_Exercise aim_
Determine how many lines in the records include "tegen". Write the number and nothing more.

*** Data excerpts

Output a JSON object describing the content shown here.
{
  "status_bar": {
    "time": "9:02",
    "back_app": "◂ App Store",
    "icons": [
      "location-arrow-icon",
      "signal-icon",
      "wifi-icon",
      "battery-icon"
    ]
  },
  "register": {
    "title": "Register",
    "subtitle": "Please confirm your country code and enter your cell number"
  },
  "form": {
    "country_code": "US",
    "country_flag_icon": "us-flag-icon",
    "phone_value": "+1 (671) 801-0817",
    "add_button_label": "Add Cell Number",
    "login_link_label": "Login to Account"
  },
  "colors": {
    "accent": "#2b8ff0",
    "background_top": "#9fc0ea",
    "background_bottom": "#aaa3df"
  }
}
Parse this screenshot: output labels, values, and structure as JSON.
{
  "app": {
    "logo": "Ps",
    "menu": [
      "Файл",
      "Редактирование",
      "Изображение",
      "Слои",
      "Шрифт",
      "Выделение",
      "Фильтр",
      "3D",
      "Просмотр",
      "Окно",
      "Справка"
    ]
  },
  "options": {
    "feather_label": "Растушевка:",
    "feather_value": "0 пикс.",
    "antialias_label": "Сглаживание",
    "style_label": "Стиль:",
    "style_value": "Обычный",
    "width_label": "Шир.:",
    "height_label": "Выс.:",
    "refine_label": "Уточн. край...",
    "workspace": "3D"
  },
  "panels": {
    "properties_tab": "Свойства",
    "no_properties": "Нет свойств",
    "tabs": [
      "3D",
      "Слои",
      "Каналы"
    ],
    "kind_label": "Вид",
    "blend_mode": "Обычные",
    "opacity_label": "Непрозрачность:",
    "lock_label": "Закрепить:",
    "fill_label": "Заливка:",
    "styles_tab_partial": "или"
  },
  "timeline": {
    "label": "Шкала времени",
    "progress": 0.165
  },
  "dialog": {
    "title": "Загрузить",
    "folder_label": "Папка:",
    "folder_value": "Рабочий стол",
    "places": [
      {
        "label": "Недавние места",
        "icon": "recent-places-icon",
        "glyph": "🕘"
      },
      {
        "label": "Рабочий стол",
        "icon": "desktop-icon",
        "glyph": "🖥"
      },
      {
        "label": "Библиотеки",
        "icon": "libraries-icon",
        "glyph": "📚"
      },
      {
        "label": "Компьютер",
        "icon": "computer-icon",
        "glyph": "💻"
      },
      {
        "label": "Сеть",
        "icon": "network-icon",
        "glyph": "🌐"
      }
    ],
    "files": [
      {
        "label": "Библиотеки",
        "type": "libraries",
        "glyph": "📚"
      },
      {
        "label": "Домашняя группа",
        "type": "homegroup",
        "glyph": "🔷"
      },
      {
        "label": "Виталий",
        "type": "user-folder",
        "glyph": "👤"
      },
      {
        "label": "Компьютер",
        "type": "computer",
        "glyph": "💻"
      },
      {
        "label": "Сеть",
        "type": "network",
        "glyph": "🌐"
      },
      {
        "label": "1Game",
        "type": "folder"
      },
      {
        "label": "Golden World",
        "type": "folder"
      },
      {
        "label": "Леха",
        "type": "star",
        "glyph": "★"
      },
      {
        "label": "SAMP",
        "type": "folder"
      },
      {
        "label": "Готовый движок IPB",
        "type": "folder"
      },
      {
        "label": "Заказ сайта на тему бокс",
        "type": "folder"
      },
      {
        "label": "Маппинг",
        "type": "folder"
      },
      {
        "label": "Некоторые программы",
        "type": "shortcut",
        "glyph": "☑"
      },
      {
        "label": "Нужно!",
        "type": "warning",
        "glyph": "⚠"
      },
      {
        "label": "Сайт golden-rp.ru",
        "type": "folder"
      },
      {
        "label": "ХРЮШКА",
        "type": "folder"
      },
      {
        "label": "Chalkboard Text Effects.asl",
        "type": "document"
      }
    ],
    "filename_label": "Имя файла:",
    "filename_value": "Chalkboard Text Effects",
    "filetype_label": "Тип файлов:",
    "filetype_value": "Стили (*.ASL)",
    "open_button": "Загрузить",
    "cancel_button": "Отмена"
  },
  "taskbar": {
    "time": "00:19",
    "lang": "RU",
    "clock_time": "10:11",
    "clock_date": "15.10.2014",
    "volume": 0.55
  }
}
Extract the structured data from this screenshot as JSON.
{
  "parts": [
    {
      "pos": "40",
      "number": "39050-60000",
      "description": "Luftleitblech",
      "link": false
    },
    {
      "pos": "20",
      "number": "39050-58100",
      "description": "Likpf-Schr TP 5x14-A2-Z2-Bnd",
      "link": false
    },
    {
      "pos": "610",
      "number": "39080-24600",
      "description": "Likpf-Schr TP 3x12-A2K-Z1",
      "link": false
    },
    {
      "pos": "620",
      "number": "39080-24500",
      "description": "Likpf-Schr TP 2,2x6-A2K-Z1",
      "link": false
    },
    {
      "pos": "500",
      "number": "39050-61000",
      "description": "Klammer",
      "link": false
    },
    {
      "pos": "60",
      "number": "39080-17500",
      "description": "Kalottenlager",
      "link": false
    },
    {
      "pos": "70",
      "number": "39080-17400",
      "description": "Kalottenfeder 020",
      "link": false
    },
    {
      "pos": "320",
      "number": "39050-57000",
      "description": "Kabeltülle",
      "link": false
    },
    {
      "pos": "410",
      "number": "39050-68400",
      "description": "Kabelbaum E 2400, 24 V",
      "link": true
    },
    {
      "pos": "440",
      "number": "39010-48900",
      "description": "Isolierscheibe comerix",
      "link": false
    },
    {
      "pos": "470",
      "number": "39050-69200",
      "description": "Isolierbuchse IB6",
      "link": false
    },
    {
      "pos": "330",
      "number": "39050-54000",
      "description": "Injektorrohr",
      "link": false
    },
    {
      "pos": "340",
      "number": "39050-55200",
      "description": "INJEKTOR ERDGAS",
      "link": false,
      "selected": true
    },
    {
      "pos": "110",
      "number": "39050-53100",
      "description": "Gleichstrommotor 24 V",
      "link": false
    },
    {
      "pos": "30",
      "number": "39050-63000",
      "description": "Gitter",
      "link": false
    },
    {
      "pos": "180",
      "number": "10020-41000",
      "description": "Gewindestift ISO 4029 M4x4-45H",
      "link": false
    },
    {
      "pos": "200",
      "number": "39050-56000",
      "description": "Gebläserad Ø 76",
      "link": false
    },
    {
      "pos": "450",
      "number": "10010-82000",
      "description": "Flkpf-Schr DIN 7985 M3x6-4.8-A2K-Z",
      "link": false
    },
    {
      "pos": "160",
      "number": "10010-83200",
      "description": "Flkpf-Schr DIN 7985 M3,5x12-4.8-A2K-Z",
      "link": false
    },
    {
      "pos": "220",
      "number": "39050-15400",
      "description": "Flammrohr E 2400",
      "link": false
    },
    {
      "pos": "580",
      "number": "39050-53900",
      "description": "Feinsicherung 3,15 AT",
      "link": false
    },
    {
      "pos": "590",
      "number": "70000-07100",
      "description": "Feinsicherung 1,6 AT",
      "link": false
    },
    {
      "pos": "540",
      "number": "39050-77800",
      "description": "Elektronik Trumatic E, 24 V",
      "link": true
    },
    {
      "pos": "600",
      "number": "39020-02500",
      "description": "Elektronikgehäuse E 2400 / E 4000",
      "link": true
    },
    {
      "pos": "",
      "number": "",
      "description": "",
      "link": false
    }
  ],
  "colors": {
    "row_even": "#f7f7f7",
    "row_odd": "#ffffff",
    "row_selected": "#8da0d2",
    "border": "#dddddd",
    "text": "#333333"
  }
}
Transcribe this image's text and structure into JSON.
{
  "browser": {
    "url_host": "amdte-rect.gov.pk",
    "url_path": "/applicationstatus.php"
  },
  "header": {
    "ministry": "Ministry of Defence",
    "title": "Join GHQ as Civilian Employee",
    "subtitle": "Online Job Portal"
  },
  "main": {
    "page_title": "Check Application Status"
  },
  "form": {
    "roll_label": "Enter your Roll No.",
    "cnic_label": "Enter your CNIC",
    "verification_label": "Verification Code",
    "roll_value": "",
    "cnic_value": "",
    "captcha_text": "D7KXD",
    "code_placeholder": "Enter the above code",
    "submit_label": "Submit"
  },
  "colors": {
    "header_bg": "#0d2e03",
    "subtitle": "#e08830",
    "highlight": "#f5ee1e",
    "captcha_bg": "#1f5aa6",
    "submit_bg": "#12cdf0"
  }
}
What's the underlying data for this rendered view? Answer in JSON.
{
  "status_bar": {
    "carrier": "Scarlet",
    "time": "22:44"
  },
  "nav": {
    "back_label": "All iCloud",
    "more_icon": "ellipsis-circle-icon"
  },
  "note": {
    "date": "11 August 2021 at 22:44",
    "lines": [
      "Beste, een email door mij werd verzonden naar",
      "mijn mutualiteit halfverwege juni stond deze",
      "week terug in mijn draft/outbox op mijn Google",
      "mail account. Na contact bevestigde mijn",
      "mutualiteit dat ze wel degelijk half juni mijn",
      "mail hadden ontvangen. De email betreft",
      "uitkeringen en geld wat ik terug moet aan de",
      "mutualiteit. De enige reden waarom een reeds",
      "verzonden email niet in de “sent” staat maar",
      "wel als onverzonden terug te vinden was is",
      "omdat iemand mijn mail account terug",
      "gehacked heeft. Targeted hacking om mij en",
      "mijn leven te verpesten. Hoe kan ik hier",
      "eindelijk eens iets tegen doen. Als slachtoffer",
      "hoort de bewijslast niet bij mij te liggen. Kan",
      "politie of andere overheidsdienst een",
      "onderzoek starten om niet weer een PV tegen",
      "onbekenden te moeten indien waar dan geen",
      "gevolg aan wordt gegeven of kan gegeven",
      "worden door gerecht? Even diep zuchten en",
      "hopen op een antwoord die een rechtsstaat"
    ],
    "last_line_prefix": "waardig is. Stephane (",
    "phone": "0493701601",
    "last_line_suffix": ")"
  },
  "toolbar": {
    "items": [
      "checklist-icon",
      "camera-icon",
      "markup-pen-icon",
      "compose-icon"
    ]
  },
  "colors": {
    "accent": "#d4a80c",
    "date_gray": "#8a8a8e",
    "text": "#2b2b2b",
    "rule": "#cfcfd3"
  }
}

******

_The answer_
2